From the data that follows, copy every line holding the string "icon".

══ PROVIDED RECORDS

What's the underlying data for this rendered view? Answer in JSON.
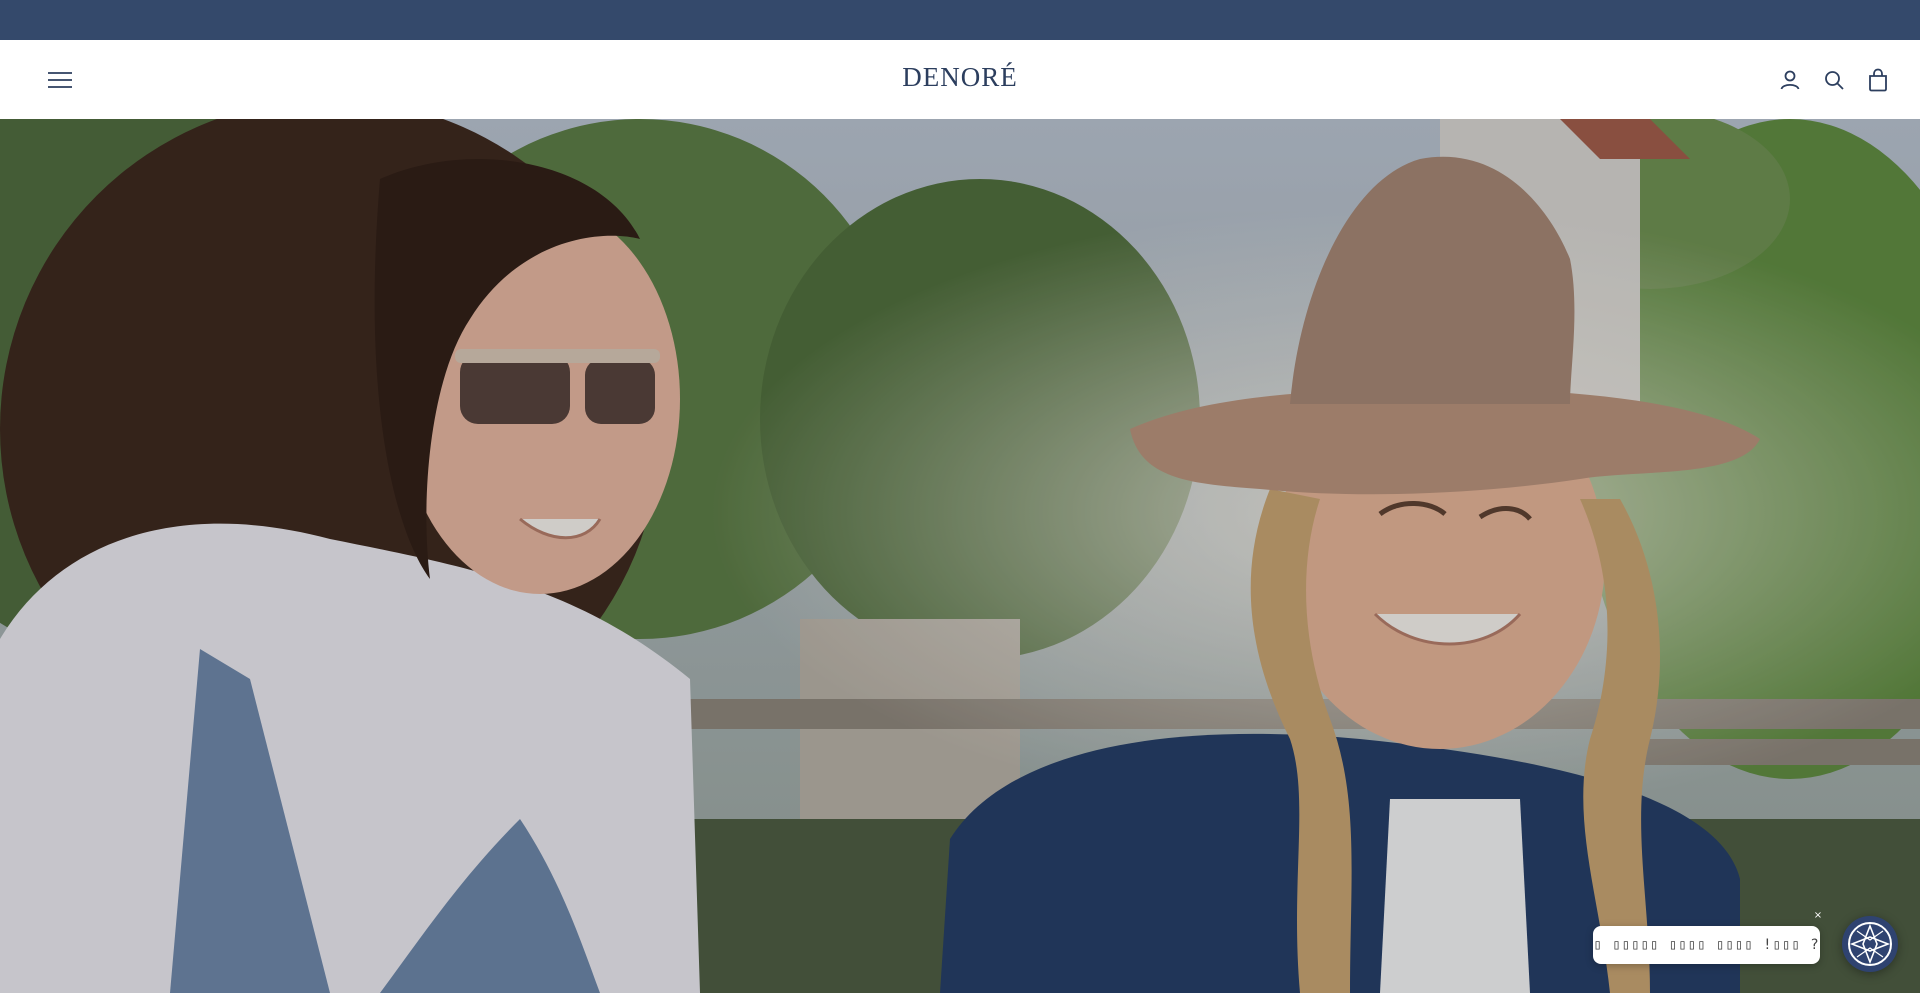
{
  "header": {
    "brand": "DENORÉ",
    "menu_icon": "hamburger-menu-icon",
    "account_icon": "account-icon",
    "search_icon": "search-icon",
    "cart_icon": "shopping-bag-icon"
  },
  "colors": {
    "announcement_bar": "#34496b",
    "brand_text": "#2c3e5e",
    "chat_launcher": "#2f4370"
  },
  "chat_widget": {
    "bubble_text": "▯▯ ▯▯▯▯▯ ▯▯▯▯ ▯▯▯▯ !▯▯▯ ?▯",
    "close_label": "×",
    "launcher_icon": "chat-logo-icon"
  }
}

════

YOUR SOLUTION →
    "menu_icon": "hamburger-menu-icon",
    "account_icon": "account-icon",
    "search_icon": "search-icon",
    "cart_icon": "shopping-bag-icon"
    "launcher_icon": "chat-logo-icon"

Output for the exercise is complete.